A Brief History of Unitarian Universalism
Unitarianism and Universalism each have a direct history from the era of the Protestant Reformation of the 16th and 17th centuries, but also trace their traditions through all who have questioned the conventional religion with which they were raised. For this reason, while these two originally Christian denominations have different histories, they also have a shared history.
The Unitarian movement opposed the doctrine of the Trinity, which had been adopted in 325 AD. At that time, Trinitarians, who believed in "God the Father, God the Son, God the Holy Ghost," declared those who stressed the unity of God (later known as Unitarians) to be heretics. The movement ebbed and flowed through the centuries, rising again during the Protestant Reformation, and always met with persecution. Michael Servetus, who was burned at the stake in 1553 for writing “On the Errors of the Trinity,” is considered the first Unitarian martyr. In the 16th century, Unitarian beliefs under a variety of names appeared in Switzerland, Britain, Hungary and Italy, despite persecution. A tolerant political and religious climate in Transylvania made it possible for the first Unitarian church to be established in 1638 under the Unitarian King Sigismund.
In 17th and 18th century England, Unitarian numbers grew. Intellectuals and leaders such as John Milton, Isaac Newton, John Locke, and Florence Nightingale were all people who fought for religious tolerance and are considered part of the Unitarian movement. By the first decade of the 19th century, twenty Unitarian churches had been established in England and many others had taken a Unitarian stance.
Joseph Priestley, a Unitarian minister better known as the discoverer of oxygen, brought Unitarianism to America after nearly being killed in England for his beliefs. Priestley established the first openly Unitarian church in America in Philadelphia in 1796.
The Universalist movement was organized around the principle of universal salvation. Origen (Origen Adamantius, AD 185–254) was an early Christian African scholar and theologian, and one of the most distinguished writers of the early Church. He argued that there was no hell and talked of a benevolent God who would offer salvation to all people.
As with Unitarianism, in the 17th and 18th centuries the Universalist view also grew in popularity. In 1759, in England, James Relly published "Union," which denied the Calvinistic doctrine of salvation for the few and claimed that all would be saved.
John Murray, a follower of James Relly, brought Universalism to America, becoming the minister of the Independent Christian Church of Gloucester, Massachusetts in 1779. This was the first organized Universalist church in America.
In the 19th century, both Unitarianism and Universalism took on an association with the causes of social justice that still defines the denomination. Moving beyond the debate between the Trinitarians and Unitarians and the arguments for and against universal salvation, in a new religious and political climate these liberal religious movements became the champions of the abolition of slavery, women's rights, and penal reform, bringing the two groups closer together in a common cause of religious liberalism and social justice.

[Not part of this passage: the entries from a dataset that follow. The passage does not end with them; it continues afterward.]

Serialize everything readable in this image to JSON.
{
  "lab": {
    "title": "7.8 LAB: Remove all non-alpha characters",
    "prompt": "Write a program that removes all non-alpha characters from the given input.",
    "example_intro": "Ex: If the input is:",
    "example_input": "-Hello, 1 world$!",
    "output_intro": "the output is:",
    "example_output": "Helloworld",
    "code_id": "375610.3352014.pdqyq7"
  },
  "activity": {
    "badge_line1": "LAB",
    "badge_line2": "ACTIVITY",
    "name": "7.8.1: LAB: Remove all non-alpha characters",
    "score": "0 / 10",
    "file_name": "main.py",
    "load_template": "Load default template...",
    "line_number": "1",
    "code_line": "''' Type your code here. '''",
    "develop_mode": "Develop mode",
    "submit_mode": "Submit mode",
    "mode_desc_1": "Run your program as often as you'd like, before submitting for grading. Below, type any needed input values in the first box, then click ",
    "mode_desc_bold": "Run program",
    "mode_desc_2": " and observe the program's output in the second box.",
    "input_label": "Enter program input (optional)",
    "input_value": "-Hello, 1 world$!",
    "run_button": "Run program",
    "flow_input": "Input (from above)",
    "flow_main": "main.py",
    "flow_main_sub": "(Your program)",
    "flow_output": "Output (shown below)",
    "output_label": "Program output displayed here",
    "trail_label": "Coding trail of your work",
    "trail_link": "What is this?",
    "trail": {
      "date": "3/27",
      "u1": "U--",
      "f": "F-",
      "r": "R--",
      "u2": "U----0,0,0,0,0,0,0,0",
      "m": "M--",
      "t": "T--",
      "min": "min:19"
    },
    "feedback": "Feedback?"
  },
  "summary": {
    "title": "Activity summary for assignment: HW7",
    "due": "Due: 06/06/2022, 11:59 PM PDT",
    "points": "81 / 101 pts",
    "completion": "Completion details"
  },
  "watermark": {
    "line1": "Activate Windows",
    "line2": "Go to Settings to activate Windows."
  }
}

Both had become official denominations in North America during the 19th century. The American Unitarian Association (AUA) formed by associated Unitarian congregations in 1825, and the Universalist General Convention, formed in 1866 (renamed the Universalist Church of America in 1942).

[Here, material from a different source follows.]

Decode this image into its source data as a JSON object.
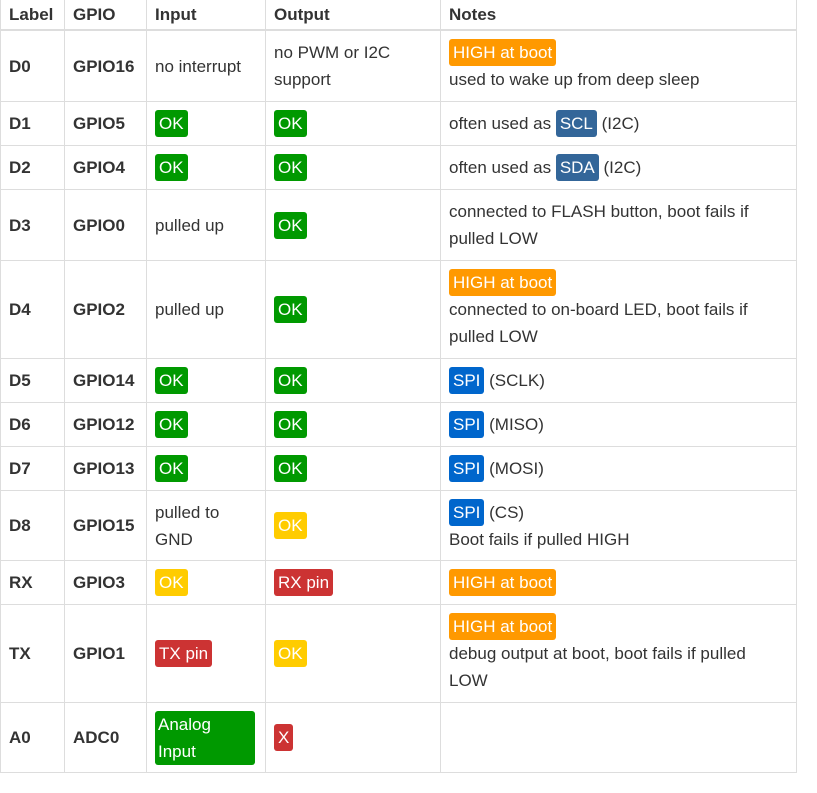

Since the middle of the 1800s, there had been several attempts to merge the Universalist and Unitarian Churches. Previously there were many cases of ministers switching between the two denominations without difficulty, including Thomas Starr King, who started out as a Universalist before taking a Unitarian pulpit in San Francisco in the mid-1800s. In the 1900s the two movements worked collaboratively on religious education curricula that were designed for both Unitarian and Universalist congregations. The youth movements of each combined to form LRY, or “Liberal Religious Youth.” After years of discussion and negotiation, a joint convention was held in Syracuse, New York, and in 1961, the two organizations merged to form the Unitarian Universalist Association.
Unitarians and Universalists in Canada
Before 1961, Unitarian and Universalist congregations in Canada were associated with their respective denominations based in the United States, and most were involved in the merger and joined the Unitarian Universalist Association. The same year, the Canadian Unitarian Council was formed as an informational body. Over the decades, the CUC took on more functions and in 2001 became the largely independent national office for UUs in Canada. Most congregations in Canada belong to both the CUC and the UUA.